Available Now!
David Todd also enjoyed reading Garden of Lamentations. "Everyone in the book seems to be at cross purposes," Crombie said, to which he remarked, "Gemma is feeling out of the loop, and Duncan can't tell her what's going on."

A fan mentioned Melody and Doug, two other characters in Crombie's series. "I love writing about them not getting together!" Crombie laughed. 

Another fan asked what was next for the Todds. The next Bess Crawford book, A Casualty of War, will be released in September. In August, they're going to Manchester and Hadrian's Wall for research. 

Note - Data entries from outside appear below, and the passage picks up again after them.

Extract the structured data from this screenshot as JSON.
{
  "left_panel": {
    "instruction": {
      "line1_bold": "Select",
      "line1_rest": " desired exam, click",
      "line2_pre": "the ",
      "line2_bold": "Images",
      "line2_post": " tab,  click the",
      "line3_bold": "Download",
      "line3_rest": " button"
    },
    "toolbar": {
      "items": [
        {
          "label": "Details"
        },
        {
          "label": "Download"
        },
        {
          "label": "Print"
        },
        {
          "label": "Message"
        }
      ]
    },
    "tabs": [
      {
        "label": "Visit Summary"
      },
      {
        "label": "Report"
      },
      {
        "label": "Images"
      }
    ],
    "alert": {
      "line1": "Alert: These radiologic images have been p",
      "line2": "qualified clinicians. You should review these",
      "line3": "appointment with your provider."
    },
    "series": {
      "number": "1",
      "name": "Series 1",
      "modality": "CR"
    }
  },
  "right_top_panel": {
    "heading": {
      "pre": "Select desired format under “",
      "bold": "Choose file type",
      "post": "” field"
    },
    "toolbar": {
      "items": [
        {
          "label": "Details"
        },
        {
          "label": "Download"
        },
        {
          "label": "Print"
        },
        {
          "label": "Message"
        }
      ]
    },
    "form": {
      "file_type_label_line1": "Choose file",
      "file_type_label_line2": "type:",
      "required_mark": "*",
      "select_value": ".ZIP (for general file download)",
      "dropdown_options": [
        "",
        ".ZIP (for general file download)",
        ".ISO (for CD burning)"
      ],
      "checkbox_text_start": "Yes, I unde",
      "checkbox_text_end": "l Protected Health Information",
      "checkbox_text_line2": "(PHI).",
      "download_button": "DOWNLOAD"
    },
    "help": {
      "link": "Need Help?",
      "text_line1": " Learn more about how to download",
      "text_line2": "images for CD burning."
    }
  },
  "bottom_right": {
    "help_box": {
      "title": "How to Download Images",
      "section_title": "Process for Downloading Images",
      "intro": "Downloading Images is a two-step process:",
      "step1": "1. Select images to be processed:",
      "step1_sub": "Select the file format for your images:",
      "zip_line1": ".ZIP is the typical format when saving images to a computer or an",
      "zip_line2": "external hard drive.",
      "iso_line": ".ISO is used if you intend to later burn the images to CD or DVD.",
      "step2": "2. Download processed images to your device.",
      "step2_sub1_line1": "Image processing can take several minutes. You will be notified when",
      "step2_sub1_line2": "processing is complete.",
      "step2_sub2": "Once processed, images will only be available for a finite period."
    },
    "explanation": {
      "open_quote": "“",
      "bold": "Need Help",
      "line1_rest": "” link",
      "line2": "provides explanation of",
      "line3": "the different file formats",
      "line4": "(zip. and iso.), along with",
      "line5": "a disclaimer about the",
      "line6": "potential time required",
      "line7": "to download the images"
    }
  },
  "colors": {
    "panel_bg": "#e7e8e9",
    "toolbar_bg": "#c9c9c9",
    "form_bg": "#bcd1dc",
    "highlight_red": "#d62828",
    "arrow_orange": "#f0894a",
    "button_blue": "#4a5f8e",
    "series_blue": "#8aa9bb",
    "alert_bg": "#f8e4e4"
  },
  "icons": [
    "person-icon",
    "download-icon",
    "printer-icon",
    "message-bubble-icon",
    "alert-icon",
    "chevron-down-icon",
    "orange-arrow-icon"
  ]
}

"Have you ever thought of setting one of your books during the Peace Conference?" Peters asked. Caroline replied, "We looked into it, but there's so much going on that it would be hard to focus on a murder."

The Todds have written a short story about Hamish, "The Piper," but it's only available in digital format right now. They're working on getting it in print. (Speaking of differing formats, Peters mentioned that The Poisoned Pen now has the capability to sell audiobooks. Just go to The Poisoned Pen website, scroll down to the bottom of the first page, and the last item on the right hand sidebar has the information you'll need if you're interested.) Talk of audiobooks reminded the Todds that they'd just re-signed their two audiobook readers.

L to R: Barbara Peters and Deborah Crombie

What's next for Deborah Crombie? "Duncan and Gemma had three scenes together in this entire book," Crombie said. "This next time, I'm sending the entire family to the country, and they will all work together to solve one crime. I've been fascinated with Melody Talbot's family, so Duncan and Gemma will be going to Melody's parents' country home for Guy Fawkes weekend. It will have something to do with a well-known female chef... and I'll have you know that I am determined not to get into another multi-book storyline!"  

When asked, Deborah admitted that she's "always wanted to set a book in the Cotswolds, but I love London so much that I've never had a problem with ideas for it.

"The landscape is a character in both your books," Peters said, looking at Crombie and the Todds. "HarperCollins hired topographers to do maps showing where our books are set,"David said. "Just go to Charles Todd Map." 

David Todd
Another fan wanted to know if the Todds had ever thought about setting one of their books in Hay-on-Wye, the UK's "booktown." "No, I'd spend too much time in the bookshops!" Caroline replied. "We won't set one in Eton, either," said David. "I'd spend too much time in the antique shops!" 

When asked why they all set their books in England, the answer was simple: all three are Anglophiles. 

"I was married to a Scot for several years and lived in the UK. Besides... if Lee Child can write about America, we can bloody well write about England!" Crombie exclaimed to an appreciative audience. 

Another fan question concerned Wren, one of Crombie's characters. "Which came first, the character of Wren, or your granddaughter, Wren?" "The character," Crombie said. "I've dedicated the book to my granddaughter."

Another wanted to know about how the Todds' writing partnership works. "Very interestingly," David said. "We started writing when I was living in North Carolina and my mother was in Delaware. We work scene by scene. Thank God for email and the phone companies dropping long distance charges! We work each scene until we're comfortable with it. Now I can't tell which sentence is mine and which is hers."

"And no, David does not write all the war scenes," Caroline stated. "He's had to learn his fair share about interior design and clothing!"

What are these writers reading and recommending now?

Deborah Crombie: "Elly Griffiths' and Terry Shames' latest books, and The Devil in the Kitchen, which is a memoir by the first British chef rock star."

David Todd: "Swiss Vendetta and War of Nerves, which is about nerve gas." 

Caroline Todd: "Lori Rader-Day's The Day I Died. I really enjoy Anne Cleeland's books, and Ragnar Jonasson's mysteries set in Iceland." 

If you'd like to watch this event in its entirety, go to The Poisoned Pen's Livestream channel and enjoy! 

A small percentage of a very appreciative audience!